# Task directions
Reproduce every record exactly as written.

————————

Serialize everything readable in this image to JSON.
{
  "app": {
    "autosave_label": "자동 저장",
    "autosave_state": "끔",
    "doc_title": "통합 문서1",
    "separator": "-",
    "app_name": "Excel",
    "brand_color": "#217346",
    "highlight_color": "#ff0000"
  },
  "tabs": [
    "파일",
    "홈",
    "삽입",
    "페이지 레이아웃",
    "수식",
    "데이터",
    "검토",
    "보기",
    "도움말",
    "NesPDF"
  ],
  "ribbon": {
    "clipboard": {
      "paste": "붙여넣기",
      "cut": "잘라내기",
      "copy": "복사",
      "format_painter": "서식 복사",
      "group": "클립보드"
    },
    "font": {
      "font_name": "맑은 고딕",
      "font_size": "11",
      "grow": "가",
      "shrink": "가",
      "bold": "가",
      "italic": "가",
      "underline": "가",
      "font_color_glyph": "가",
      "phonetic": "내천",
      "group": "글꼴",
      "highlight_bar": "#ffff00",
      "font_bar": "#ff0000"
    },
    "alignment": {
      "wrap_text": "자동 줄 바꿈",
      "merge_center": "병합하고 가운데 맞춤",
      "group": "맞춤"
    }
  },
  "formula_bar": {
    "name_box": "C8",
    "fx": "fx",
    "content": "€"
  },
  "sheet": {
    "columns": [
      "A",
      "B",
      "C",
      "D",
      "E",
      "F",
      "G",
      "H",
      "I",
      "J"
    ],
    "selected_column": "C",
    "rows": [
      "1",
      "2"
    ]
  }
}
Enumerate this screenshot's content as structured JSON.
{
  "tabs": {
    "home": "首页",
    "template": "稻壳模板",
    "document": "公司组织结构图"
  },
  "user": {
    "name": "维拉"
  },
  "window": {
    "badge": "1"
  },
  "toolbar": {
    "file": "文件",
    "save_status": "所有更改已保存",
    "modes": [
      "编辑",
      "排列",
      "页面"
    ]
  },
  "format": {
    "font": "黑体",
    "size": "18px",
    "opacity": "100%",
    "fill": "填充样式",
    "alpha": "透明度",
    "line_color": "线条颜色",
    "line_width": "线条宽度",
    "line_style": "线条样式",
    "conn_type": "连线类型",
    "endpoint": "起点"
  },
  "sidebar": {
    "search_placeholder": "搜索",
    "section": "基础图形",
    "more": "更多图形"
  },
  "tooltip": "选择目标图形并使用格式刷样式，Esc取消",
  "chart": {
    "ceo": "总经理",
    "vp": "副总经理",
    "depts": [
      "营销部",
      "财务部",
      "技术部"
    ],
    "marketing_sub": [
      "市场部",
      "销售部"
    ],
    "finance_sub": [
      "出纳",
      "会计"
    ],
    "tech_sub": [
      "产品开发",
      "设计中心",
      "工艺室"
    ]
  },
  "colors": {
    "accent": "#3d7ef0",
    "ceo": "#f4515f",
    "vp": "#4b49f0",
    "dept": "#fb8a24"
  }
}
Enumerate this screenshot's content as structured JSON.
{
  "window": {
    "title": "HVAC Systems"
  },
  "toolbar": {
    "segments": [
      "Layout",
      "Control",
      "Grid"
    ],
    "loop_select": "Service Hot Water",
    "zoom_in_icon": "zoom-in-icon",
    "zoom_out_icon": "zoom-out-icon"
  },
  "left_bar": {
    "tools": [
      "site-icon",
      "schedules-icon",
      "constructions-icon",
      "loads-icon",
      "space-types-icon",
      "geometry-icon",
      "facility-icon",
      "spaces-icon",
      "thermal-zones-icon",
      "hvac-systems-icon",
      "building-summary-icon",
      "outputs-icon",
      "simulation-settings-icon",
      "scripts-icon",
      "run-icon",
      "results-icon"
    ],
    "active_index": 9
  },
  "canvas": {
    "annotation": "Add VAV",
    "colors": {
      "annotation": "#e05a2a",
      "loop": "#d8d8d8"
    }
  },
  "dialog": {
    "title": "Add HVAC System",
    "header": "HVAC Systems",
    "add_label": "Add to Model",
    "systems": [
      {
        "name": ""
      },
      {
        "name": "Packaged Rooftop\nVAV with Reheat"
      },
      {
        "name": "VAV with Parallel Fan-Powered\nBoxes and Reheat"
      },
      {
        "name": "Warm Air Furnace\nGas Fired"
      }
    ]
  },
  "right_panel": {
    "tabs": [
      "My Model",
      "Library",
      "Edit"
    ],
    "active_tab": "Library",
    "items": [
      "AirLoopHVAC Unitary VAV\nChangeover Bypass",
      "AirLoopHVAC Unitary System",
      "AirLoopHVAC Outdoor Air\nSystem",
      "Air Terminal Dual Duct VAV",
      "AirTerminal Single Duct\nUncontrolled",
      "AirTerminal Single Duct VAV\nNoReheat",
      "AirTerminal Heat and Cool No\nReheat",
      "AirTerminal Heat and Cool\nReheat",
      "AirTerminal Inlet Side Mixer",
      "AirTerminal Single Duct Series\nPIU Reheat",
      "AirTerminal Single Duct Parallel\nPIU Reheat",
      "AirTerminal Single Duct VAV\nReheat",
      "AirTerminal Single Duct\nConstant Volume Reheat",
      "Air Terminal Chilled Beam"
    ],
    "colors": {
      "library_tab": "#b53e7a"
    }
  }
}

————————

# Solution to this exercise
Serialize everything readable in this image to JSON.
{
  "app": {
    "autosave_label": "자동 저장",
    "autosave_state": "끔",
    "doc_title": "통합 문서1",
    "separator": "-",
    "app_name": "Excel",
    "brand_color": "#217346",
    "highlight_color": "#ff0000"
  },
  "tabs": [
    "파일",
    "홈",
    "삽입",
    "페이지 레이아웃",
    "수식",
    "데이터",
    "검토",
    "보기",
    "도움말",
    "NesPDF"
  ],
  "ribbon": {
    "clipboard": {
      "paste": "붙여넣기",
      "cut": "잘라내기",
      "copy": "복사",
      "format_painter": "서식 복사",
      "group": "클립보드"
    },
    "font": {
      "font_name": "맑은 고딕",
      "font_size": "11",
      "grow": "가",
      "shrink": "가",
      "bold": "가",
      "italic": "가",
      "underline": "가",
      "font_color_glyph": "가",
      "phonetic": "내천",
      "group": "글꼴",
      "highlight_bar": "#ffff00",
      "font_bar": "#ff0000"
    },
    "alignment": {
      "wrap_text": "자동 줄 바꿈",
      "merge_center": "병합하고 가운데 맞춤",
      "group": "맞춤"
    }
  },
  "formula_bar": {
    "name_box": "C8",
    "fx": "fx",
    "content": "€"
  },
  "sheet": {
    "columns": [
      "A",
      "B",
      "C",
      "D",
      "E",
      "F",
      "G",
      "H",
      "I",
      "J"
    ],
    "selected_column": "C",
    "rows": [
      "1",
      "2"
    ]
  }
}
Enumerate this screenshot's content as structured JSON.
{
  "tabs": {
    "home": "首页",
    "template": "稻壳模板",
    "document": "公司组织结构图"
  },
  "user": {
    "name": "维拉"
  },
  "window": {
    "badge": "1"
  },
  "toolbar": {
    "file": "文件",
    "save_status": "所有更改已保存",
    "modes": [
      "编辑",
      "排列",
      "页面"
    ]
  },
  "format": {
    "font": "黑体",
    "size": "18px",
    "opacity": "100%",
    "fill": "填充样式",
    "alpha": "透明度",
    "line_color": "线条颜色",
    "line_width": "线条宽度",
    "line_style": "线条样式",
    "conn_type": "连线类型",
    "endpoint": "起点"
  },
  "sidebar": {
    "search_placeholder": "搜索",
    "section": "基础图形",
    "more": "更多图形"
  },
  "tooltip": "选择目标图形并使用格式刷样式，Esc取消",
  "chart": {
    "ceo": "总经理",
    "vp": "副总经理",
    "depts": [
      "营销部",
      "财务部",
      "技术部"
    ],
    "marketing_sub": [
      "市场部",
      "销售部"
    ],
    "finance_sub": [
      "出纳",
      "会计"
    ],
    "tech_sub": [
      "产品开发",
      "设计中心",
      "工艺室"
    ]
  },
  "colors": {
    "accent": "#3d7ef0",
    "ceo": "#f4515f",
    "vp": "#4b49f0",
    "dept": "#fb8a24"
  }
}
Enumerate this screenshot's content as structured JSON.
{
  "window": {
    "title": "HVAC Systems"
  },
  "toolbar": {
    "segments": [
      "Layout",
      "Control",
      "Grid"
    ],
    "loop_select": "Service Hot Water",
    "zoom_in_icon": "zoom-in-icon",
    "zoom_out_icon": "zoom-out-icon"
  },
  "left_bar": {
    "tools": [
      "site-icon",
      "schedules-icon",
      "constructions-icon",
      "loads-icon",
      "space-types-icon",
      "geometry-icon",
      "facility-icon",
      "spaces-icon",
      "thermal-zones-icon",
      "hvac-systems-icon",
      "building-summary-icon",
      "outputs-icon",
      "simulation-settings-icon",
      "scripts-icon",
      "run-icon",
      "results-icon"
    ],
    "active_index": 9
  },
  "canvas": {
    "annotation": "Add VAV",
    "colors": {
      "annotation": "#e05a2a",
      "loop": "#d8d8d8"
    }
  },
  "dialog": {
    "title": "Add HVAC System",
    "header": "HVAC Systems",
    "add_label": "Add to Model",
    "systems": [
      {
        "name": ""
      },
      {
        "name": "Packaged Rooftop\nVAV with Reheat"
      },
      {
        "name": "VAV with Parallel Fan-Powered\nBoxes and Reheat"
      },
      {
        "name": "Warm Air Furnace\nGas Fired"
      }
    ]
  },
  "right_panel": {
    "tabs": [
      "My Model",
      "Library",
      "Edit"
    ],
    "active_tab": "Library",
    "items": [
      "AirLoopHVAC Unitary VAV\nChangeover Bypass",
      "AirLoopHVAC Unitary System",
      "AirLoopHVAC Outdoor Air\nSystem",
      "Air Terminal Dual Duct VAV",
      "AirTerminal Single Duct\nUncontrolled",
      "AirTerminal Single Duct VAV\nNoReheat",
      "AirTerminal Heat and Cool No\nReheat",
      "AirTerminal Heat and Cool\nReheat",
      "AirTerminal Inlet Side Mixer",
      "AirTerminal Single Duct Series\nPIU Reheat",
      "AirTerminal Single Duct Parallel\nPIU Reheat",
      "AirTerminal Single Duct VAV\nReheat",
      "AirTerminal Single Duct\nConstant Volume Reheat",
      "Air Terminal Chilled Beam"
    ],
    "colors": {
      "library_tab": "#b53e7a"
    }
  }
}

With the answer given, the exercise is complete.